Were you still working in factories when Harold Washington was elected mayor?
I actually left factory work in 1982. But I think that the Harold Washington business—I was working at UIC for that—he did try to see if you could have progressive public policy at the city level. There was one point where, after Wisconsin Steel closed down [in 1980], they had this thing called the Steelworkers Committee to Save our Jobs. And it was organized by a black steelworker named Frank Lumpkin who was in the Communist Party. I did sort of material support, helped them write a newsletter.
They had an ongoing lawsuit, because International Harvester had sold Wisconsin Steel to a firm that had no assets, so they couldn’t be sued. And then they closed the mill and just literally locked the gate. We came up with a proposal that the city would buy the mill, mothball and preserve it, and then sell it once the price of steel went up again, and hire these guys back.
At that time, there was a thing called the Mayor’s Task Force on Steel in South Chicago. I was on one of the subcommittees, but I did have standing to make proposals. So the steelworkers from Save our Jobs Committee asked me if I would go and make this proposal before the task force [on Steel in South Chicago]. So I did, and they didn’t like it. The guy who was the chairman of the committee was Phil Klutznick, one of the biggest developers in the city at the time. And he kept saying, “OK, we’ve heard enough from you, son, we’ve heard enough.” I said, “I’m not finished yet.” I disrupted the meeting.
I went back to the office of Save Our Jobs Committee, and told Frank and the guys that are sitting around what had happened. And Frank says, “Shit, we got to tell Harold about this.” And he picks up the phone and dials and says, “Harold, this is Frank Lumpkin.” He says, “Can we come down? See you in about half an hour? OK, we’ll see ya.” And this says a lot about who Harold was, too, because he was close to these people. I don’t think it was a [Communist Party] thing. I think this Black steelworker was a community leader and Harold respected it.

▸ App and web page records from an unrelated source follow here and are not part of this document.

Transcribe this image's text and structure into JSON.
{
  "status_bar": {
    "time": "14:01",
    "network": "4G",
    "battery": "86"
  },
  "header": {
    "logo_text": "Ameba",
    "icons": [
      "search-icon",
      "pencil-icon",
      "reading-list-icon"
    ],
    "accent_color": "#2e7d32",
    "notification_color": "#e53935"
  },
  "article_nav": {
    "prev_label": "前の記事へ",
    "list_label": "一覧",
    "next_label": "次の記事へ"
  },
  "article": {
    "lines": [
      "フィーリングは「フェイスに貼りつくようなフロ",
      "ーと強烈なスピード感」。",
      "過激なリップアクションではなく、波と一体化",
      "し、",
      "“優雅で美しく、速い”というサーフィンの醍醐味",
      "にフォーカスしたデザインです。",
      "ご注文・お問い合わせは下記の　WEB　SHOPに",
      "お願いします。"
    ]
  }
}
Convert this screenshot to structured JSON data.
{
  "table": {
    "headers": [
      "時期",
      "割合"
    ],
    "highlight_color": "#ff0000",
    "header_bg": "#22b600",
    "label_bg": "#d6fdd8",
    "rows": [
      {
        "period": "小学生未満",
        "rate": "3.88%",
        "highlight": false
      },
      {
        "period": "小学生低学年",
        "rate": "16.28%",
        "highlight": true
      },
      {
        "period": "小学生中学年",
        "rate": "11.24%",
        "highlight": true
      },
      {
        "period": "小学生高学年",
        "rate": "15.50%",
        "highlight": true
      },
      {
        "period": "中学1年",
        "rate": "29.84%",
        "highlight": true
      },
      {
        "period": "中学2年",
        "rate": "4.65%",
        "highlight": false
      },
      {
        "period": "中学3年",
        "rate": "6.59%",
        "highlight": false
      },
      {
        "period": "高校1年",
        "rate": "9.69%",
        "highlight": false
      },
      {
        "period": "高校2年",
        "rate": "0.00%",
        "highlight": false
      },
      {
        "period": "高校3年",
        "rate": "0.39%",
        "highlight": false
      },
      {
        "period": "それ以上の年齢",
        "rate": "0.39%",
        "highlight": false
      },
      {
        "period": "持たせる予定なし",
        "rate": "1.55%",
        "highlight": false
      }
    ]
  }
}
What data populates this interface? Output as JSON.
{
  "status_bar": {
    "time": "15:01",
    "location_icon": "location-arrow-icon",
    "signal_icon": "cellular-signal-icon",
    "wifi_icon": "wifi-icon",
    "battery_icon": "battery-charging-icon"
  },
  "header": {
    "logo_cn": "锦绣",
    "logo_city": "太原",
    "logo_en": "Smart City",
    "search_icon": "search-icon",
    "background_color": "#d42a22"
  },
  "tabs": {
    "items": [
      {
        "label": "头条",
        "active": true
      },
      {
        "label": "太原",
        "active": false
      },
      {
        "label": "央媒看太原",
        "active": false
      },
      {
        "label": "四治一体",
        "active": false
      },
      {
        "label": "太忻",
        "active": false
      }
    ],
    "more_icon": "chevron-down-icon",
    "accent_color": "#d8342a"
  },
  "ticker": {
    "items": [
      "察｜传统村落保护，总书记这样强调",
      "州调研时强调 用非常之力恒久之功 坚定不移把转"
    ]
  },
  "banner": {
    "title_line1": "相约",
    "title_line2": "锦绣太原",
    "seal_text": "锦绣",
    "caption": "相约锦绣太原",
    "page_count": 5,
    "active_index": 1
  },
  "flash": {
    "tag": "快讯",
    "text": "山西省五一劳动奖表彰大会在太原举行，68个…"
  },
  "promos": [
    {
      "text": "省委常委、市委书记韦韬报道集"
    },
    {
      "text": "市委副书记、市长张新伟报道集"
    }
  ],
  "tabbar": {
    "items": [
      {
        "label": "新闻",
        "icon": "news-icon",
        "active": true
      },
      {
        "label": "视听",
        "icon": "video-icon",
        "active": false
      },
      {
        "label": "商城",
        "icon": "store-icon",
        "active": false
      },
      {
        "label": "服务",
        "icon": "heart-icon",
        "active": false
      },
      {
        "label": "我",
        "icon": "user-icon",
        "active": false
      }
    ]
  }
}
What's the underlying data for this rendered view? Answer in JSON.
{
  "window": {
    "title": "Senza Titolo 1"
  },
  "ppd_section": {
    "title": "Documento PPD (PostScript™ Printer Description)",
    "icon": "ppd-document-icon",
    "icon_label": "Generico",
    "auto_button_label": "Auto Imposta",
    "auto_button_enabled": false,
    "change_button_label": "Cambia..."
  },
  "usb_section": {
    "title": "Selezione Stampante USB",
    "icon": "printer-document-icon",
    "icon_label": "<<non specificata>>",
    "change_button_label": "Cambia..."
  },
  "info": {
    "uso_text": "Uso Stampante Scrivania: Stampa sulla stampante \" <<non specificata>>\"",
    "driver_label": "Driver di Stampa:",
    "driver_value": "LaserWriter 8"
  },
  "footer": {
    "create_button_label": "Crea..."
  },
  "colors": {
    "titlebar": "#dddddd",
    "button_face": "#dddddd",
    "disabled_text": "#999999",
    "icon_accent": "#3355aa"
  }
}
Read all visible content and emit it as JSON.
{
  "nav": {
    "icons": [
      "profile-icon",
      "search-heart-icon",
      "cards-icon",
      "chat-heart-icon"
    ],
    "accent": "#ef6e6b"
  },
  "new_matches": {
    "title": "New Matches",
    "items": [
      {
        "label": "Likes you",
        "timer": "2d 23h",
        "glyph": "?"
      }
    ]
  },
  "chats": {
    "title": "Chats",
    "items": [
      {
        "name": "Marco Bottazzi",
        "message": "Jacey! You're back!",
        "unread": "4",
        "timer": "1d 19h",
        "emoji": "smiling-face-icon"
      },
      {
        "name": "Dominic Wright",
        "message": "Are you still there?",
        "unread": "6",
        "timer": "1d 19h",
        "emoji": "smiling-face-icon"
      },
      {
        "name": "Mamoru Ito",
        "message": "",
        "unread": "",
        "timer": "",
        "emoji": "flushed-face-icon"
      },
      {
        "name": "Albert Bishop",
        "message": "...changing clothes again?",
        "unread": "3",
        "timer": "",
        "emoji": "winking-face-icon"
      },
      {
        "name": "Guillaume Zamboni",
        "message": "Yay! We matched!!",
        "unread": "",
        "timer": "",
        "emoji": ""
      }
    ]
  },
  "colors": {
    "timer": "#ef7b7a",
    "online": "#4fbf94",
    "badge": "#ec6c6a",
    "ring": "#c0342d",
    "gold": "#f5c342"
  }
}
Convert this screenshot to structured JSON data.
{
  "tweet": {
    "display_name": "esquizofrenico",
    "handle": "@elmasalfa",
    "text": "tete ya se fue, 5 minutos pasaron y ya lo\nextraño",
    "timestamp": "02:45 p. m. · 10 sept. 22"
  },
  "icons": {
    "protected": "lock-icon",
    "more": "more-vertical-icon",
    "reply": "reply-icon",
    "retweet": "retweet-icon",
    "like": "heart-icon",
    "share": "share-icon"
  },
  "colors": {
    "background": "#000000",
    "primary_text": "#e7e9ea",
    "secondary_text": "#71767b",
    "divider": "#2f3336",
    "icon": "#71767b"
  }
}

We went in—he had his office that, for security reasons, had no windows and was completely surrounded by an outer office. When you walk into this room and there’s this desk had absolutely nothing on it but a yellow pad, and Harold was sitting behind the desk. We talked to him for about an hour, and he said, “The thing you guys have to understand is I really don’t have much power. I’m trying, I’m doing my best. But when push comes to shove I doubt they’ll go along with it, and I can’t make them do it.” I thought that was all very insightful.